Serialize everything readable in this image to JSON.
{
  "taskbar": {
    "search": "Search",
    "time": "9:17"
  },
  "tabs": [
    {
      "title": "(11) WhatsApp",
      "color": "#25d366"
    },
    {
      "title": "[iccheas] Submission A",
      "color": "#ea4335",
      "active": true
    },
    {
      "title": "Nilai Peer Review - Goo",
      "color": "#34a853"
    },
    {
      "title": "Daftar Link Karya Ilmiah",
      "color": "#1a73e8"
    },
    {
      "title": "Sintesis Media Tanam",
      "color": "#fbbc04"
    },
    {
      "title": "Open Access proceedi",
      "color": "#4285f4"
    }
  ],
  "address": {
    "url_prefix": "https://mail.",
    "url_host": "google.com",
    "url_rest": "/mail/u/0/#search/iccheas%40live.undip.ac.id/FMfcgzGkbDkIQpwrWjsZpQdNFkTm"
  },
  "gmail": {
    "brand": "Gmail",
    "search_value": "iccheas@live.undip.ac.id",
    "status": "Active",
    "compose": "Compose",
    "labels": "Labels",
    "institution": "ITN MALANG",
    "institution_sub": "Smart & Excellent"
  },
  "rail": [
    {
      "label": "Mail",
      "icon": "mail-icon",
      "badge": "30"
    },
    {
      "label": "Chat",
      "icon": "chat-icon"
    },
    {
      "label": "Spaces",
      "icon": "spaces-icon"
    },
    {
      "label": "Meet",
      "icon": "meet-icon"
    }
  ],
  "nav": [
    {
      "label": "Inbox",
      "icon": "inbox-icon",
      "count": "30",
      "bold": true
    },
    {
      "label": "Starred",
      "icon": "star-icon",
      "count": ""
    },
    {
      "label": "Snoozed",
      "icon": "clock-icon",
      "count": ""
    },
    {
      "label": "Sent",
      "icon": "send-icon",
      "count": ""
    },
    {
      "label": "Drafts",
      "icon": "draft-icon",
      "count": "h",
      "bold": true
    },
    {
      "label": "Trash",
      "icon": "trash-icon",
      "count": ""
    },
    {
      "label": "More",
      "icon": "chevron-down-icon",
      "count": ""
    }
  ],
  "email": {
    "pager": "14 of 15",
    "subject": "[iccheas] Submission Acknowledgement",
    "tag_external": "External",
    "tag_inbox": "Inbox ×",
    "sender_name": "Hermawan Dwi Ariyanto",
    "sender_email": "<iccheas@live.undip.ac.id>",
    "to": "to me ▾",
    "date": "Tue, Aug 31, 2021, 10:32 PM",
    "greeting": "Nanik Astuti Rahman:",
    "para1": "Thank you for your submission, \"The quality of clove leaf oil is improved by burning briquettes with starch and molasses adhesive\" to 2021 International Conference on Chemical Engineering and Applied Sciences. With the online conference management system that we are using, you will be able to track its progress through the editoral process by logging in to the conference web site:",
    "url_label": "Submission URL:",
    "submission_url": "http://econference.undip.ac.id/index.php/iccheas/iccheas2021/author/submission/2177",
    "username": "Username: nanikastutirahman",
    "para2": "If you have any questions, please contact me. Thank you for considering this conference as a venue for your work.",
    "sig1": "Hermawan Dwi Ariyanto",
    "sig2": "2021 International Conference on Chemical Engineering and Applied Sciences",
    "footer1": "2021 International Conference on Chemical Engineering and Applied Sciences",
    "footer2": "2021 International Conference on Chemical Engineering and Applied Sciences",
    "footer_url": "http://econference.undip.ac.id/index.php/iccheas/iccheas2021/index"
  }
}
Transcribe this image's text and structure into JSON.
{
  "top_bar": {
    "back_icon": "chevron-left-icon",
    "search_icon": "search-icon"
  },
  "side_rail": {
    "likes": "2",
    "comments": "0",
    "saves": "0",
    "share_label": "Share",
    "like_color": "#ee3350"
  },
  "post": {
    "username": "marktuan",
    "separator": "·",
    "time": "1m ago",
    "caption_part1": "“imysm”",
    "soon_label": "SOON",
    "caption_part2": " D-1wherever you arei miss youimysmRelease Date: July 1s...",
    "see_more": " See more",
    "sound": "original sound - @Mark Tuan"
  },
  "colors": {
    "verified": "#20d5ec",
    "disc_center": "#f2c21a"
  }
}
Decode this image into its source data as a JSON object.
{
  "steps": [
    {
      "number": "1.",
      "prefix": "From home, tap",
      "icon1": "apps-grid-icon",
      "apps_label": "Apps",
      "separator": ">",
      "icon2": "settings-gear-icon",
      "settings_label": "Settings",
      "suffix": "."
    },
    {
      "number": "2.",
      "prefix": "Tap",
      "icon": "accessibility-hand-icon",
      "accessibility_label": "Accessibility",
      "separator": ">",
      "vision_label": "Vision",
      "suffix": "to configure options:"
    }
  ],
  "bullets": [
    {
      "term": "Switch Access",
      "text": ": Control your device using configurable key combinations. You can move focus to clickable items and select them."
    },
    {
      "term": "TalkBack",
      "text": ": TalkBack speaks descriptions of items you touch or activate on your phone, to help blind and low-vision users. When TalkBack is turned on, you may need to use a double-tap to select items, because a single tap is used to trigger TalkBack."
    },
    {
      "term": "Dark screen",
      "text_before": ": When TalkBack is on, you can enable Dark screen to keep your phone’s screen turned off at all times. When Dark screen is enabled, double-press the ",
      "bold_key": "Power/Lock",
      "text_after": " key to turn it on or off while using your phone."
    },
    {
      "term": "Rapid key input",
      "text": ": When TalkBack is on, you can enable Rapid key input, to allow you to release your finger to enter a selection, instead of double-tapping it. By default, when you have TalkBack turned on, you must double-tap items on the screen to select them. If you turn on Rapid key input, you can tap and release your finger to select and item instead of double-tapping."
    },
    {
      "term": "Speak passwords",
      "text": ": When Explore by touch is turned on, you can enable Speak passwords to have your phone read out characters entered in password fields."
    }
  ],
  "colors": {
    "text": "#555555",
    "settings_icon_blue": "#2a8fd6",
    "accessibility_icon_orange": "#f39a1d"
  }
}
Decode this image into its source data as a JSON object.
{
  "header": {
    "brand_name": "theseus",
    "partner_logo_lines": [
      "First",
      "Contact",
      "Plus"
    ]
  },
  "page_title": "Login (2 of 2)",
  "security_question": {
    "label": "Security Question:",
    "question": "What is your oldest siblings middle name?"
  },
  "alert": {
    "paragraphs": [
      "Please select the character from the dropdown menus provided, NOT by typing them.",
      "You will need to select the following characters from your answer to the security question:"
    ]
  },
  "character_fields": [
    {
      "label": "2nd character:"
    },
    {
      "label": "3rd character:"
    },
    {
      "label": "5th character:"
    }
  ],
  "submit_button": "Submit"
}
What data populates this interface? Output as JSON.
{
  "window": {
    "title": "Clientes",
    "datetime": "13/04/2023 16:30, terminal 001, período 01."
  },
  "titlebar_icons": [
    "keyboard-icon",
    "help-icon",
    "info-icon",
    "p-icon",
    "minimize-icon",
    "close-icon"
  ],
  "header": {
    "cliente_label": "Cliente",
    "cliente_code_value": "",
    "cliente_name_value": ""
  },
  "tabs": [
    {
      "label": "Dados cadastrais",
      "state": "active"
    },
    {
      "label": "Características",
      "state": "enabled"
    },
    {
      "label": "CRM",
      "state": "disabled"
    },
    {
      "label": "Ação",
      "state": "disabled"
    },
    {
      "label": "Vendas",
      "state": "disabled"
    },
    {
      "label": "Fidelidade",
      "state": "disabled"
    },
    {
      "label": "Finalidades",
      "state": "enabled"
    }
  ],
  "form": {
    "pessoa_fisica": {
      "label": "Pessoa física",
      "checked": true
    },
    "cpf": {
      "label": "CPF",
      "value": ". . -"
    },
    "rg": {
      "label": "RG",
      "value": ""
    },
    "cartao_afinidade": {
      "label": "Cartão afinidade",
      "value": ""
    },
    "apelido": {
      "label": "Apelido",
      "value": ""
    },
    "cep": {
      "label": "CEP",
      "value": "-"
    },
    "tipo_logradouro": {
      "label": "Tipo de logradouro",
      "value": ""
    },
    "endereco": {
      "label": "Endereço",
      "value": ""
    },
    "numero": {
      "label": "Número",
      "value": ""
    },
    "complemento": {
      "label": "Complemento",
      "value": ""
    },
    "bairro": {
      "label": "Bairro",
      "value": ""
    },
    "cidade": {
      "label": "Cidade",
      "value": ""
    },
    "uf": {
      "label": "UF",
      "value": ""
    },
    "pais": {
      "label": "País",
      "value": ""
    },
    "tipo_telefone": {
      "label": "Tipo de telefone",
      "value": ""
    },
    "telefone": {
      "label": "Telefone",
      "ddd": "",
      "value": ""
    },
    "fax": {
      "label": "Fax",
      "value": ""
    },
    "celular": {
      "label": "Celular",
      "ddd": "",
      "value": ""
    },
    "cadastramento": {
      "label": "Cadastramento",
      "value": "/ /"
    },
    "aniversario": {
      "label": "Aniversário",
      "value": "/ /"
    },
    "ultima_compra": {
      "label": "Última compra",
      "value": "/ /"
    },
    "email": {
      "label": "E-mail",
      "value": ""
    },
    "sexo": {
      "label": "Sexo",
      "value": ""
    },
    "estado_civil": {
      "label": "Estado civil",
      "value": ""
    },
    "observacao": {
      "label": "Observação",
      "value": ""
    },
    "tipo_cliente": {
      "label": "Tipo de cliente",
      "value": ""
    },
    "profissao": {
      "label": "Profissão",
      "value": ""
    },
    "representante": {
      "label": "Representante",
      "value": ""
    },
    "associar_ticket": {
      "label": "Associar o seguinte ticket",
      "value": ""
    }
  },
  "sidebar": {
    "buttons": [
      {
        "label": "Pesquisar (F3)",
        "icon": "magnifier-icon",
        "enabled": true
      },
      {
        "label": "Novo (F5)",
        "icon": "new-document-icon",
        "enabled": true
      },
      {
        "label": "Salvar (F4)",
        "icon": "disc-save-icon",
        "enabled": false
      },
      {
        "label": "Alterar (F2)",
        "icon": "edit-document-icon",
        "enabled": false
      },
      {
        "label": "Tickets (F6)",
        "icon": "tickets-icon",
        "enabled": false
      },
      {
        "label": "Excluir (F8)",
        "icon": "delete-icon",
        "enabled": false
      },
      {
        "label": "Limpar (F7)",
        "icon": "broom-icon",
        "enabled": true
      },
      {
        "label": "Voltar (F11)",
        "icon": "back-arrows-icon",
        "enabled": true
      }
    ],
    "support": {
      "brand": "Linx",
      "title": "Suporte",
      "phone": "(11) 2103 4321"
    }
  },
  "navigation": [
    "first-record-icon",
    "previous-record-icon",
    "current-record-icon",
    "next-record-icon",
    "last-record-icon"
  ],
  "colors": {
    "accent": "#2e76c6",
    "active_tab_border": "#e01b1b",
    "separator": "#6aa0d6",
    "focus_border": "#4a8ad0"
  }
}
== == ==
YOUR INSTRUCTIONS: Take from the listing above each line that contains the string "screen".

TASK ANSWER:
      "term": "Dark screen",
      "text_before": ": When TalkBack is on, you can enable Dark screen to keep your phone’s screen turned off at all times. When Dark screen is enabled, double-press the ",
      "text": ": When TalkBack is on, you can enable Rapid key input, to allow you to release your finger to enter a selection, instead of double-tapping it. By default, when you have TalkBack turned on, you must double-tap items on the screen to select them. If you turn on Rapid key input, you can tap and release your finger to select and item instead of double-tapping."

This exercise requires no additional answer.